- _Exercise directions_:
How many lines in the records below contain "JSON"? Reply with the number only.
*** Raw data ***
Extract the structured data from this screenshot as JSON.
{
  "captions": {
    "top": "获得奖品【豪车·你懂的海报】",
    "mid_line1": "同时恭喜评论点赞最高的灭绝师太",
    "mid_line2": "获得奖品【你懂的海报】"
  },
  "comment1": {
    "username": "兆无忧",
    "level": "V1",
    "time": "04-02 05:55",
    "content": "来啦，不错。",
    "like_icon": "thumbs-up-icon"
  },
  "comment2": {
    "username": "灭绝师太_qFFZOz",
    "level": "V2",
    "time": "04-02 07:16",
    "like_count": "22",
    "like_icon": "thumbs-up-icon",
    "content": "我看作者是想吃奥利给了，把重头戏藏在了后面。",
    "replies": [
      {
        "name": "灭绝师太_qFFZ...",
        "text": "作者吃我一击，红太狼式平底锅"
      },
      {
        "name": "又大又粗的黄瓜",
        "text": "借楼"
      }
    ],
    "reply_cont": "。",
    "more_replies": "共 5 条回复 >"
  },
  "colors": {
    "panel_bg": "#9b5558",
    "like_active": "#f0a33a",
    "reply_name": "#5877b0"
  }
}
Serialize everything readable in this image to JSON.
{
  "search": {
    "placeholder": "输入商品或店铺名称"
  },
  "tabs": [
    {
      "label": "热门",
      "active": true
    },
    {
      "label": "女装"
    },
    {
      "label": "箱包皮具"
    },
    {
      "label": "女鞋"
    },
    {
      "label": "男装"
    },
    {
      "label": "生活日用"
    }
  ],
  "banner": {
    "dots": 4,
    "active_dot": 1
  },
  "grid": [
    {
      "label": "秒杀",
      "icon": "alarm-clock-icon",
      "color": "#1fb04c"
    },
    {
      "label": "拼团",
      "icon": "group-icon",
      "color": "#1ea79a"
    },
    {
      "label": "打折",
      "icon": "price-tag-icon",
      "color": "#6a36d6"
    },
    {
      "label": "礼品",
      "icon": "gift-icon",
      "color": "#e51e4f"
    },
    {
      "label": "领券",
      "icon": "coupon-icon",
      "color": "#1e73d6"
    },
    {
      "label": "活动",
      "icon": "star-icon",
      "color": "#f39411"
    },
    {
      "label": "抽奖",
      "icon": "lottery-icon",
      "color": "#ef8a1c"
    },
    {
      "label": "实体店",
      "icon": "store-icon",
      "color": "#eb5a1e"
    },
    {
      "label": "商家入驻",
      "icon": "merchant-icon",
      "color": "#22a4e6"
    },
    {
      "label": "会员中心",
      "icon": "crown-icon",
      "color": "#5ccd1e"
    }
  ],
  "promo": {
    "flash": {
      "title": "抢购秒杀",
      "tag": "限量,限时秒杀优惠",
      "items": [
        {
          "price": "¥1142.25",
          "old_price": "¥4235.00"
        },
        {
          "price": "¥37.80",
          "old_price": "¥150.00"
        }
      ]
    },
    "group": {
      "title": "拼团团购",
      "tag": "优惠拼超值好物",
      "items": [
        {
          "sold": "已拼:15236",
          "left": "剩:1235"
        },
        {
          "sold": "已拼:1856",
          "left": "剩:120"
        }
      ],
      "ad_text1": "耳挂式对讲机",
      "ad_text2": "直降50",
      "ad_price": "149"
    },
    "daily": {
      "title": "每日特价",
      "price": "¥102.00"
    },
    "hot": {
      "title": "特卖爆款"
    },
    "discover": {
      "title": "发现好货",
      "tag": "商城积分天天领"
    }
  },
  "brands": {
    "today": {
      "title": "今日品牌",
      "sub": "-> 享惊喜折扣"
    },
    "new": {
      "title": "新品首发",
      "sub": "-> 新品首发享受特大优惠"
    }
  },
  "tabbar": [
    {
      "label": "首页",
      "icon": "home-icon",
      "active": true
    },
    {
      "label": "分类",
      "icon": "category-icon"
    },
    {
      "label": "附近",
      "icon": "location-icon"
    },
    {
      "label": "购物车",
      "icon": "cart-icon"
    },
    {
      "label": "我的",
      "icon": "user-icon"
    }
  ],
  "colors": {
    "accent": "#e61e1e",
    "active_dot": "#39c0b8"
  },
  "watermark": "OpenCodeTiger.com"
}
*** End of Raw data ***
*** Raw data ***
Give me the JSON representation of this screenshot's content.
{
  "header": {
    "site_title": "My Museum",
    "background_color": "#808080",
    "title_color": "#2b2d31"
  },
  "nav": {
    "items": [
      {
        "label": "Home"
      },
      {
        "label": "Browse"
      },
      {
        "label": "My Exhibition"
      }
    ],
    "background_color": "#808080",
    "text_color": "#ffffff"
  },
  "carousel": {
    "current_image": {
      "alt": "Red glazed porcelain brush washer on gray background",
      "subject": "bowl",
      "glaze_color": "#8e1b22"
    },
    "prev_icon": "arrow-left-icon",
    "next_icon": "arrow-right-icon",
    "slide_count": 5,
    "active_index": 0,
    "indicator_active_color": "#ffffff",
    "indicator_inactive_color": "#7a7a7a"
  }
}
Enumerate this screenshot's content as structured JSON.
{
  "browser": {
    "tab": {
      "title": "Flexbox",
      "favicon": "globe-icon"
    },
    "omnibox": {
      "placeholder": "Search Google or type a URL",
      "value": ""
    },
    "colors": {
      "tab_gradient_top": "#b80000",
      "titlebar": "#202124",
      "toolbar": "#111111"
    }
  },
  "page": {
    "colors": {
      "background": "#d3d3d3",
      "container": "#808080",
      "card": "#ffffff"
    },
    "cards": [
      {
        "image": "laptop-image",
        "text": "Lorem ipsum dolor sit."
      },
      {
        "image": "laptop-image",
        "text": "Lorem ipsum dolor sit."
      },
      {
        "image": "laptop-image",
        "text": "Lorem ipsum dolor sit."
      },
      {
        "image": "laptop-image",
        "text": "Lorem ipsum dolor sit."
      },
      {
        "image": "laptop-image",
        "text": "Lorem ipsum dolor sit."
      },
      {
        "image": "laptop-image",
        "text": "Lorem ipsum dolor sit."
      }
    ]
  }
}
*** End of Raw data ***
- _Result_:
4